As reported in the New York Times last week, a significant number of innocent Afghans continue to be killed by US and NATO forces despite new rules issued by Gen. Stanley McChrystal meant to help reduce civilian casualties. Indeed, the number of Afghans who have been killed or hurt by troop shootings at convoys and military checkpoints has basically remained the same since McChrystal announced his directives.
"We have shot an amazing number of people, but to my knowledge, none has ever proven to be a threat," said McChrystal during a recent video-conference with troops, the Times reported.
Talking Points Memo has obtained a longer transcript of McChrystal's statements, which you can read in full here.
McChrystal spokesman Tadd Sholtis tried to place the general's comments in context in an email to TPM: "The general was urging his forces to exercise courageous restraint (by suggesting that it is unlikely that erratic behavior at a checkpoint constitutes a threat) while also expressing sympathy for the confusing and threatening situations in which both soldiers and Afghans find themselves" Sholtis wrote.
From McChrystal's remarks:
We really ask a lot of our young service people out on the checkpoints because there's danger, they're asked to make very rapid decisions in often very unclear situations. However, to my knowledge, in the nine-plus months I've been here, not a single case where we have engaged in an escalation of force incident and hurt someone has it turned out that the vehicle had a suicide bomb or weapons in it and, in many cases, had families in it. That doesn't mean I'm criticizing the people who are executing. I'm just giving you perspective. We've shot an amazing number of people and killed a number and, to my knowledge, none has proven to have been a real threat to the force.
Since taking command last summer, McChrystal has worked to limit the killing of innocent civilians, which fuels resentment among Afghans and threaten to undermine local support for NATO's mission in the country.
And yet the numbers remain essentially the same year over year:
From the Times:
Shootings from convoys and checkpoints involving American, NATO and Afghan forces accounted for 36 civilian deaths last year, down from 41 in 2008, according to the United Nations. With at least 30 Afghans killed since last June in 95 such shootings, according to military statistics, the rate shows no signs of abating.

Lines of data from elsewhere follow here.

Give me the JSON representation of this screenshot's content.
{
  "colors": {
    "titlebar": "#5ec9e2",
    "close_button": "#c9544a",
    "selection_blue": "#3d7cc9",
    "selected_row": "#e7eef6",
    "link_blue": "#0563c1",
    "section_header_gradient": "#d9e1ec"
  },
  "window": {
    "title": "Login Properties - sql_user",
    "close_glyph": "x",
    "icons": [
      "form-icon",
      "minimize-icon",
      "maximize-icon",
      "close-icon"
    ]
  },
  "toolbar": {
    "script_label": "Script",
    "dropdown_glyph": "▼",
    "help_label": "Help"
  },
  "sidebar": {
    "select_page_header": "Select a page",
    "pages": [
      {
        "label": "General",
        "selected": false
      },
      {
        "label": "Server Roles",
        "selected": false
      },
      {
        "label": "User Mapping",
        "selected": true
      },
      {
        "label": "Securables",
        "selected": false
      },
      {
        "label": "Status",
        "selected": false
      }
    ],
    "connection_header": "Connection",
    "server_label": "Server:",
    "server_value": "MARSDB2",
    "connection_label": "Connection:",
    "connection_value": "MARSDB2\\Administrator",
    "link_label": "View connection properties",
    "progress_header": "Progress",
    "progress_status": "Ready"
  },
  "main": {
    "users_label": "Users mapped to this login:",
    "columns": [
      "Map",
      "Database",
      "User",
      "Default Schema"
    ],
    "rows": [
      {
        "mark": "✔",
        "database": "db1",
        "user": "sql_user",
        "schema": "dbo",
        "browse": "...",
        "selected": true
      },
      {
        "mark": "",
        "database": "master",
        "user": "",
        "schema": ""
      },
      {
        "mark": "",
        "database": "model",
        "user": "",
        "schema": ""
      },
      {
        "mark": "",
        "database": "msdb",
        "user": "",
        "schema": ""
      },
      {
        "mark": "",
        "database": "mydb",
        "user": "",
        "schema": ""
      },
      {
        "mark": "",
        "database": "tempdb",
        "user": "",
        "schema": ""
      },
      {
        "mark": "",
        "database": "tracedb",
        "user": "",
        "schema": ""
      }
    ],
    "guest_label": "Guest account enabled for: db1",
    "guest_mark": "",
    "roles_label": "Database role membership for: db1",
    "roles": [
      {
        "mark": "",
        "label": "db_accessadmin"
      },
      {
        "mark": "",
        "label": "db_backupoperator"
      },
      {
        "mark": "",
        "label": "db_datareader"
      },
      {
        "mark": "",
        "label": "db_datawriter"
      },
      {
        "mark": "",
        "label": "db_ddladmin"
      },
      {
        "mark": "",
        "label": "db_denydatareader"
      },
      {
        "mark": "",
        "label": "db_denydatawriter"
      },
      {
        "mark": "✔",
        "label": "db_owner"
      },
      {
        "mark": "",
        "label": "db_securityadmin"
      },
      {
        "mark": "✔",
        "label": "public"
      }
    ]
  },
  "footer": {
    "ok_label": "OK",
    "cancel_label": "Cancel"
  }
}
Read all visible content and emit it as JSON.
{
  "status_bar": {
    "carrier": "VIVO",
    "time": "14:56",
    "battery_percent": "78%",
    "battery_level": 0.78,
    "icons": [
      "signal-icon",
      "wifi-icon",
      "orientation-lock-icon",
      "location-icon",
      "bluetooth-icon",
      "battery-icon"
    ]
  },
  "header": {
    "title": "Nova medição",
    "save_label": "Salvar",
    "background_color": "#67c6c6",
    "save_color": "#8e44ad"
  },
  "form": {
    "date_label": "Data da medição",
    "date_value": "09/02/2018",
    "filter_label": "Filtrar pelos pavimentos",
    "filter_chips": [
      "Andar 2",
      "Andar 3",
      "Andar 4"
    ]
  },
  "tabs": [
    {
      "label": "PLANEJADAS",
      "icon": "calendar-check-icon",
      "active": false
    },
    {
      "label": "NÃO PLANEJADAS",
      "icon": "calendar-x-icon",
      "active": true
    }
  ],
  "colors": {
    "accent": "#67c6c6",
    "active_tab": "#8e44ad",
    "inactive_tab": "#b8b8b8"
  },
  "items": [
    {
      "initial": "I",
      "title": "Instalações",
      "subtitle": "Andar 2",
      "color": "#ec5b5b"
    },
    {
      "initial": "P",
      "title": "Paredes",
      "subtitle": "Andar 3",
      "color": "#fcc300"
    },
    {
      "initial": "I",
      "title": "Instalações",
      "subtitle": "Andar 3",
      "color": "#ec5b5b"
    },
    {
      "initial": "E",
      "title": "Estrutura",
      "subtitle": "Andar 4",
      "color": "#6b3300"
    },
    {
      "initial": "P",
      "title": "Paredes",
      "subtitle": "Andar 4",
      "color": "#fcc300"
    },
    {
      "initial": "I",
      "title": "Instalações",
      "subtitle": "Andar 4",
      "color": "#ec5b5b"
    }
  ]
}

Despite McChrystal's efforts, Michael Cohen of Democracyarsenal.org argued earlier this week that the news that civilian deaths remained high shouldn't come as a surprise, given that a directive from even a top commander or a more people-focused counter-insurgency strategy is unlikely to be able to fundamentally alter the reality on the ground.
The incessant mantra we've heard about population centric counter-insurgency and making "protecting civilians" the top priority of US efforts in Afghanistan is just incredibly deceptive.
It's not that we shouldn't try to protect civilians - or even that the American military shouldn't take the issue incredibly seriously. We should and we do. But by placing 100,000 troops in Afghanistan we are actually increasing the likelihood that ordinary Afghans will be killed - no matter how much effort is expended to spare their lives. Our soldiers are trained to protect themselves and use overwhelming force when they are threatened.